Who qualifies for these opportunities?

Teach for America says in addition to college grads, many corps members have been coaches of athletic teams, directors of community organizations and team managers at their work. They show leadership in a variety of areas, not just in school.

While it is true many postings – even from Green Businesses – still say they require a bachelor’s degree or equivalent, it might make sense to seek a cost-effective education at a community college. If you feel you need to go on, you can transfer to a university that offers what you and employers are looking for.

Community colleges: a better deal

Businessweek tells us that while junior colleges once struggled to be viewed as offering other than a second-class education, the reality is that more business students are starting off there to save money while working towards their education and career goals.

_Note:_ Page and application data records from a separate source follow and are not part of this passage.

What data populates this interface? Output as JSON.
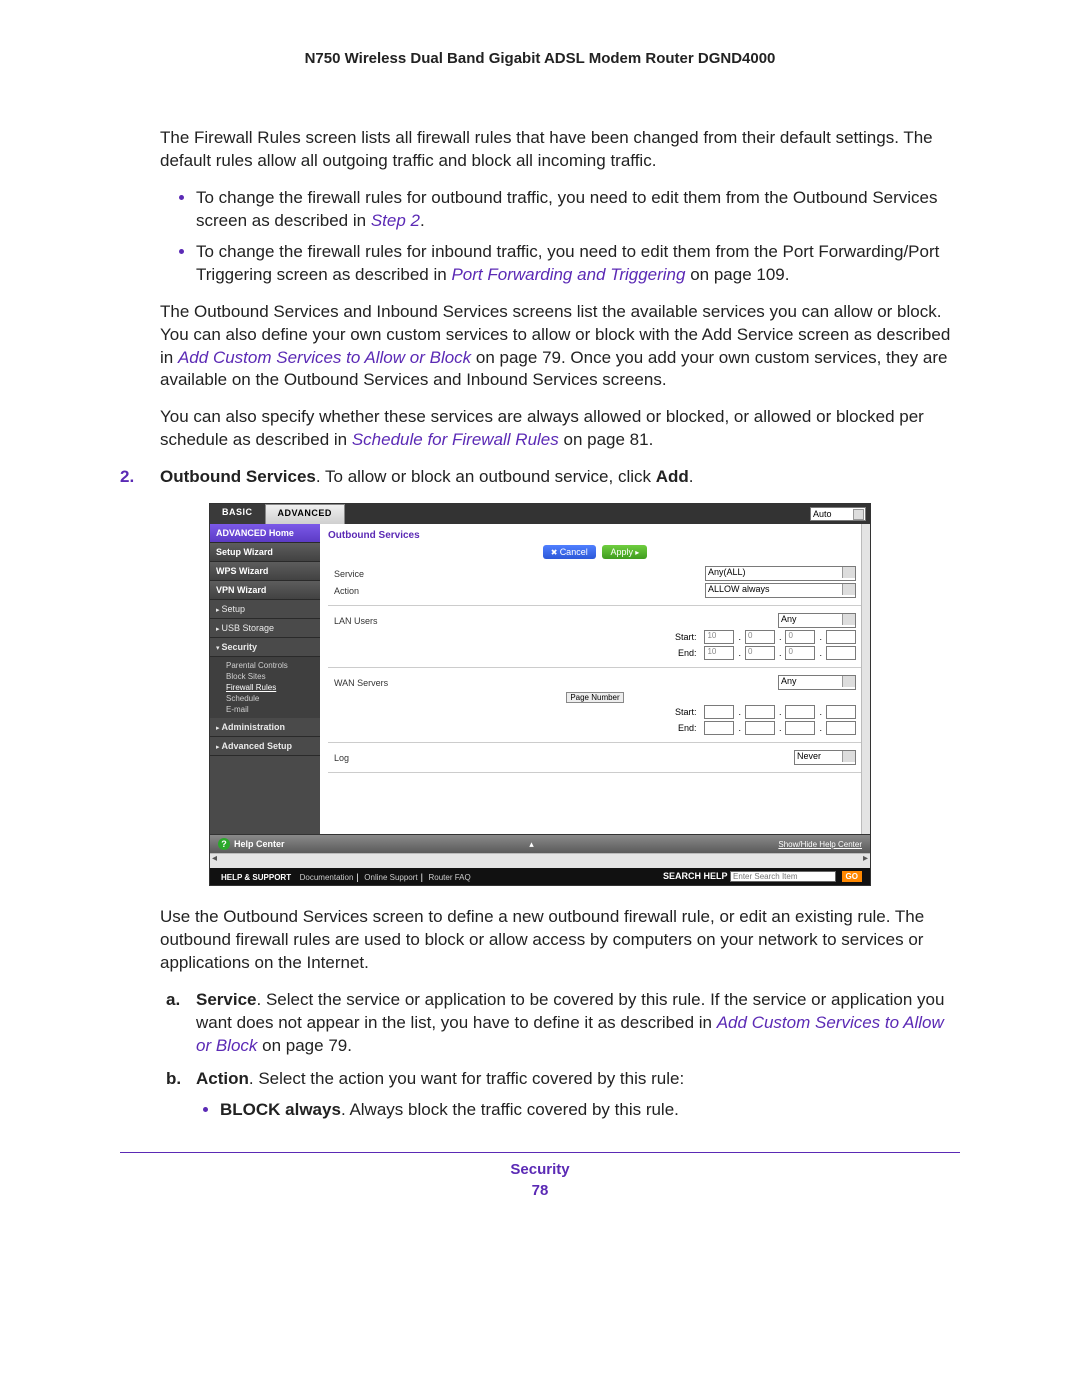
{
  "header": {
    "title": "N750 Wireless Dual Band Gigabit ADSL Modem Router DGND4000"
  },
  "body": {
    "p1": "The Firewall Rules screen lists all firewall rules that have been changed from their default settings. The default rules allow all outgoing traffic and block all incoming traffic.",
    "b1a": "To change the firewall rules for outbound traffic, you need to edit them from the Outbound Services screen as described in ",
    "b1link": "Step 2",
    "b1b": ".",
    "b2a": "To change the firewall rules for inbound traffic, you need to edit them from the Port Forwarding/Port Triggering screen as described in ",
    "b2link": "Port Forwarding and Triggering",
    "b2b": " on page 109.",
    "p2a": "The Outbound Services and Inbound Services screens list the available services you can allow or block. You can also define your own custom services to allow or block with the Add Service screen as described in ",
    "p2link": "Add Custom Services to Allow or Block",
    "p2b": " on page 79. Once you add your own custom services, they are available on the Outbound Services and Inbound Services screens.",
    "p3a": "You can also specify whether these services are always allowed or blocked, or allowed or blocked per schedule as described in ",
    "p3link": "Schedule for Firewall Rules",
    "p3b": " on page 81.",
    "num2_label": "2.",
    "num2_bold": "Outbound Services",
    "num2_text": ". To allow or block an outbound service, click ",
    "num2_bold2": "Add",
    "num2_end": ".",
    "p_after": "Use the Outbound Services screen to define a new outbound firewall rule, or edit an existing rule. The outbound firewall rules are used to block or allow access by computers on your network to services or applications on the Internet.",
    "la_let": "a.",
    "la_bold": "Service",
    "la_text": ". Select the service or application to be covered by this rule. If the service or application you want does not appear in the list, you have to define it as described in ",
    "la_link": "Add Custom Services to Allow or Block",
    "la_text2": " on page 79.",
    "lb_let": "b.",
    "lb_bold": "Action",
    "lb_text": ". Select the action you want for traffic covered by this rule:",
    "lb_sub_bold": "BLOCK always",
    "lb_sub_text": ". Always block the traffic covered by this rule."
  },
  "ui": {
    "auto": "Auto",
    "tabs": {
      "basic": "BASIC",
      "advanced": "ADVANCED"
    },
    "sidebar": {
      "adv_home": "ADVANCED Home",
      "setup_wiz": "Setup Wizard",
      "wps_wiz": "WPS Wizard",
      "vpn_wiz": "VPN Wizard",
      "setup": "Setup",
      "usb": "USB Storage",
      "security": "Security",
      "sec_sub": {
        "parental": "Parental Controls",
        "block": "Block Sites",
        "fw": "Firewall Rules",
        "sched": "Schedule",
        "email": "E-mail"
      },
      "admin": "Administration",
      "advsetup": "Advanced Setup"
    },
    "panel": {
      "title": "Outbound Services",
      "cancel": "Cancel",
      "apply": "Apply",
      "service_lbl": "Service",
      "service_val": "Any(ALL)",
      "action_lbl": "Action",
      "action_val": "ALLOW always",
      "lan_lbl": "LAN Users",
      "any": "Any",
      "start": "Start:",
      "end": "End:",
      "ipseg0": "10",
      "ipseg1": "0",
      "wan_lbl": "WAN Servers",
      "page_number": "Page Number",
      "log_lbl": "Log",
      "log_val": "Never"
    },
    "helpbar": {
      "title": "Help Center",
      "link": "Show/Hide Help Center"
    },
    "support": {
      "label": "HELP & SUPPORT",
      "doc": "Documentation",
      "online": "Online Support",
      "faq": "Router FAQ",
      "search_label": "SEARCH HELP",
      "placeholder": "Enter Search Item",
      "go": "GO"
    }
  },
  "footer": {
    "section": "Security",
    "page": "78"
  }
}
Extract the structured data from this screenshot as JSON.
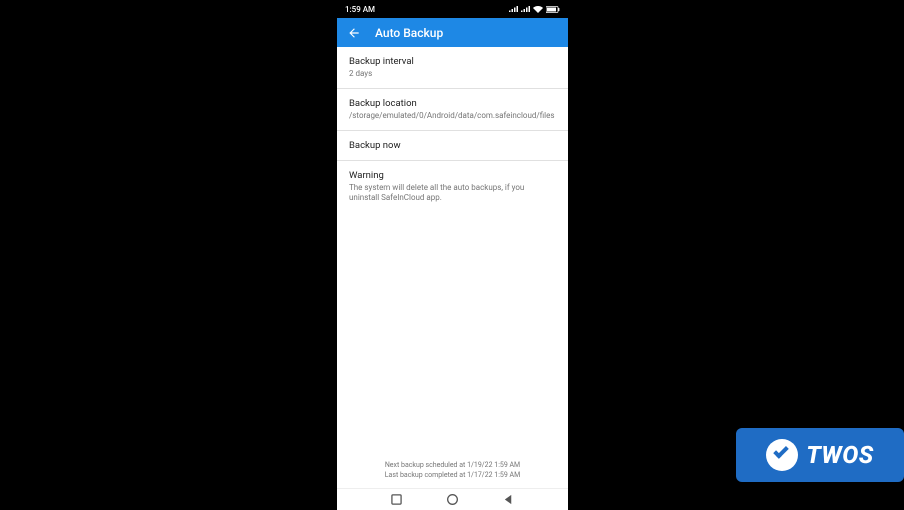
{
  "status_bar": {
    "time": "1:59 AM"
  },
  "app_bar": {
    "title": "Auto Backup"
  },
  "rows": {
    "interval": {
      "title": "Backup interval",
      "value": "2 days"
    },
    "location": {
      "title": "Backup location",
      "value": "/storage/emulated/0/Android/data/com.safeincloud/files"
    },
    "now": {
      "title": "Backup now"
    },
    "warning": {
      "title": "Warning",
      "value": "The system will delete all the auto backups, if you uninstall SafeInCloud app."
    }
  },
  "footer": {
    "next": "Next backup scheduled at 1/19/22 1:59 AM",
    "last": "Last backup completed at 1/17/22 1:59 AM"
  },
  "badge": {
    "text": "TWOS"
  }
}
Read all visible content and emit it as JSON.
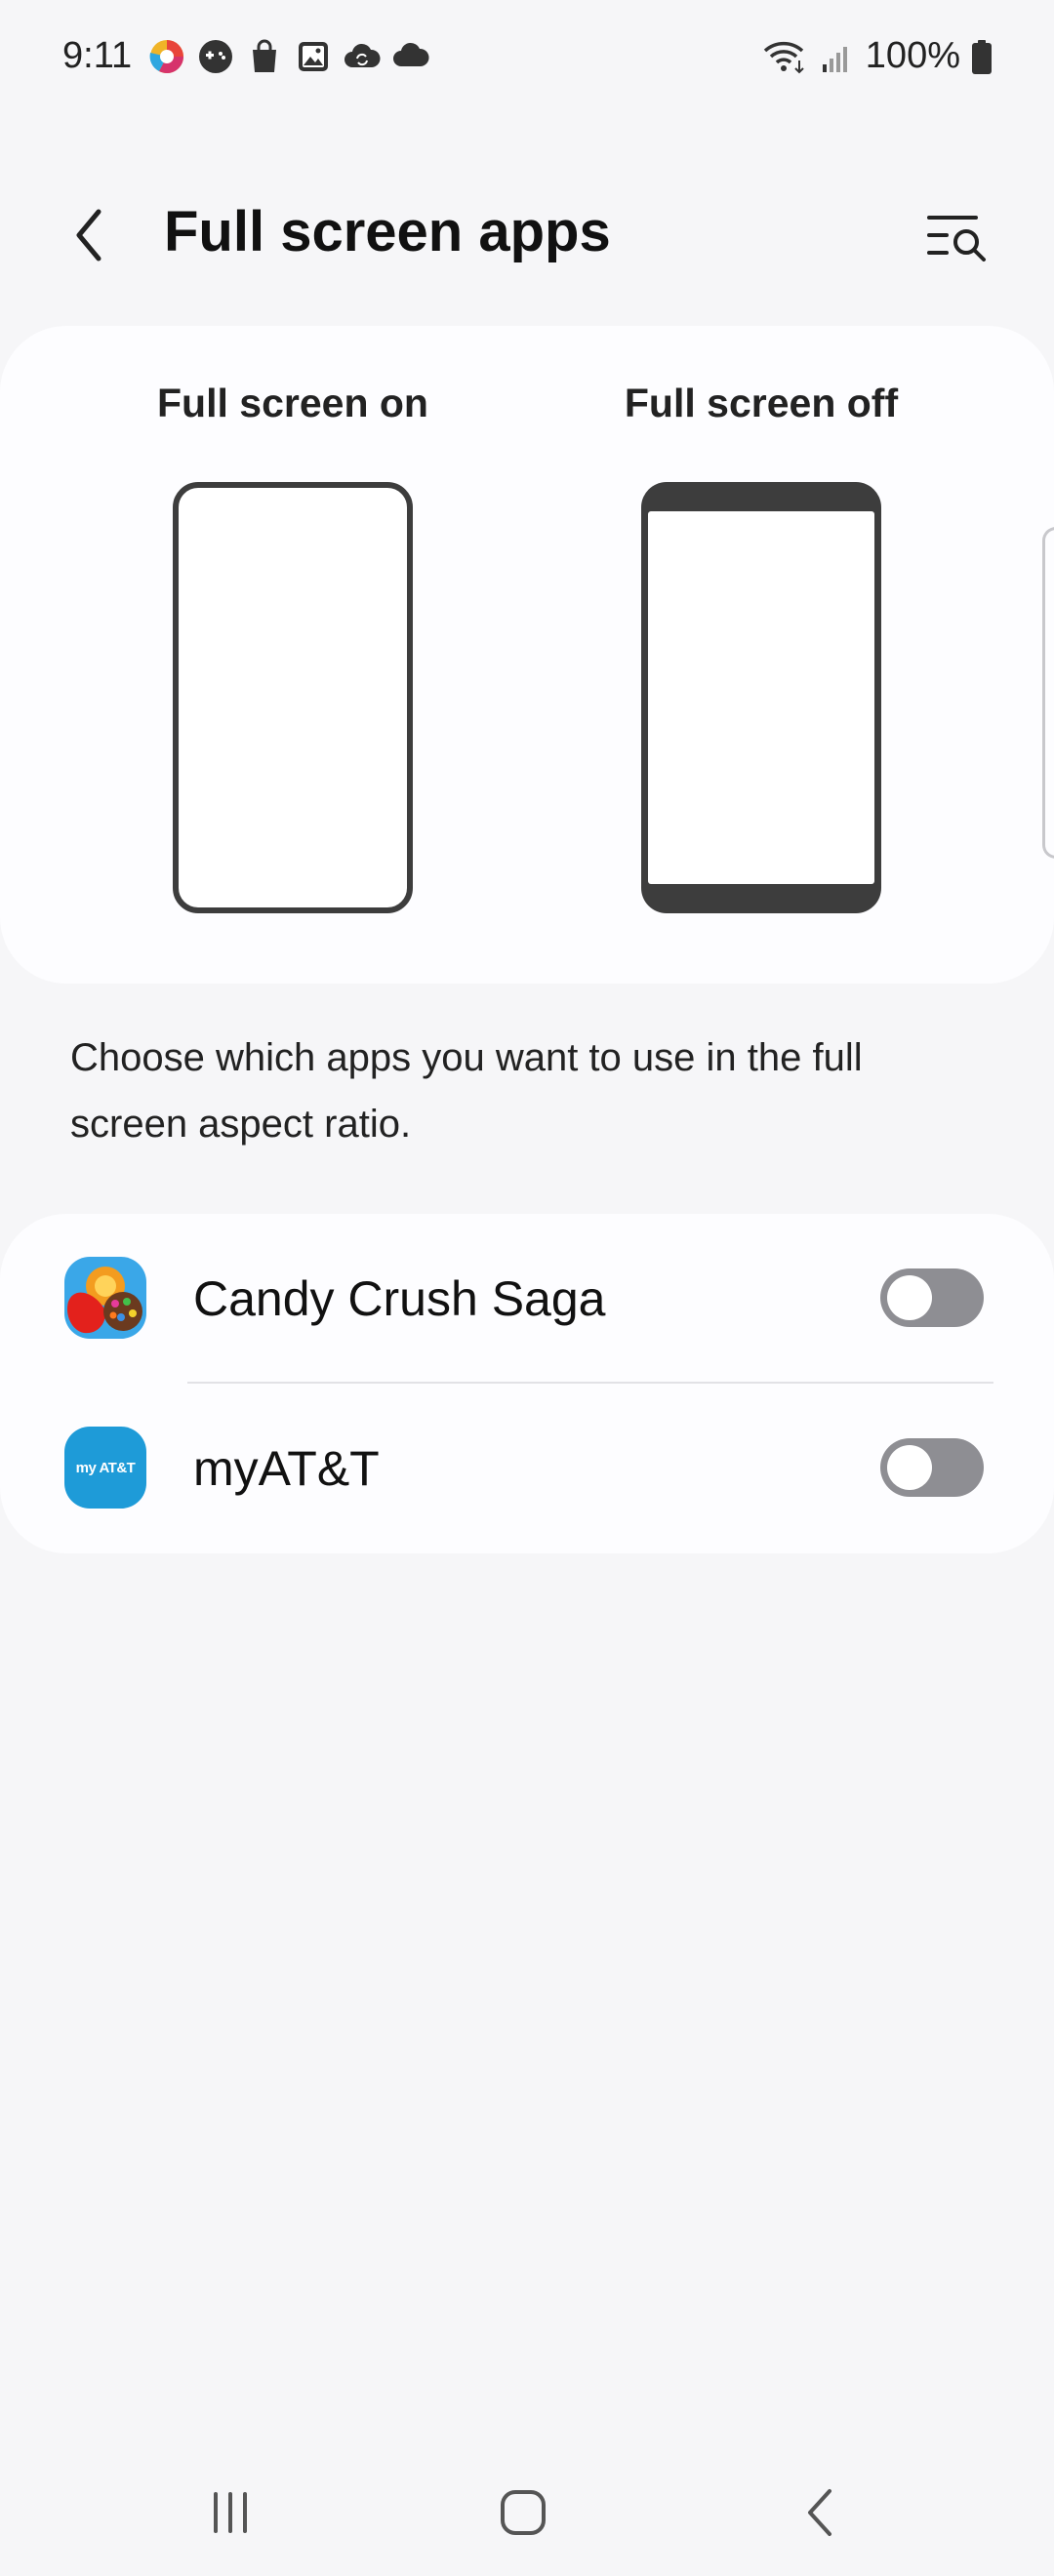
{
  "status_bar": {
    "time": "9:11",
    "battery": "100%",
    "left_icons": [
      "chrome-like-app-icon",
      "game-controller-icon",
      "shopping-bag-icon",
      "gallery-icon",
      "cloud-sync-icon",
      "cloud-icon"
    ],
    "right_icons": [
      "wifi-icon",
      "signal-icon",
      "battery-icon"
    ]
  },
  "header": {
    "title": "Full screen apps",
    "back_icon": "chevron-left-icon",
    "search_icon": "list-search-icon"
  },
  "illustration": {
    "on_label": "Full screen on",
    "off_label": "Full screen off"
  },
  "description": "Choose which apps you want to use in the full screen aspect ratio.",
  "apps": [
    {
      "name": "Candy Crush Saga",
      "enabled": false
    },
    {
      "name": "myAT&T",
      "enabled": false,
      "icon_text": "my AT&T"
    }
  ],
  "nav_bar": {
    "recents_icon": "recents-icon",
    "home_icon": "home-icon",
    "back_icon": "back-icon"
  },
  "colors": {
    "background": "#f6f6f8",
    "card": "#fdfdff",
    "toggle_off": "#8e8e93",
    "att_blue": "#1e9bd8"
  }
}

Some students taking advantage of the two-year jump start say it is such a good deal it is almost a scam to pay more for all four years.

It’s good, green logic when you know that at least half of all students who attend junior colleges do end up transferring to four-year-schools.  As long as society continues to view degrees as requirements, even for skills not cultivated in college, the money-saving approach makes a lot of sense. And when you do choose the four-year or graduate school, opt for one that is more experiential than academic so you can get that practical experience that will make you even more viable.

Images: Anne Oeldorfhirsch, Harvard Education, College View, Green for All

Luanne Bradley

Luanne Sanders Bradley is the West coast Editor at EcoSalon and currently resides in San Francisco, California.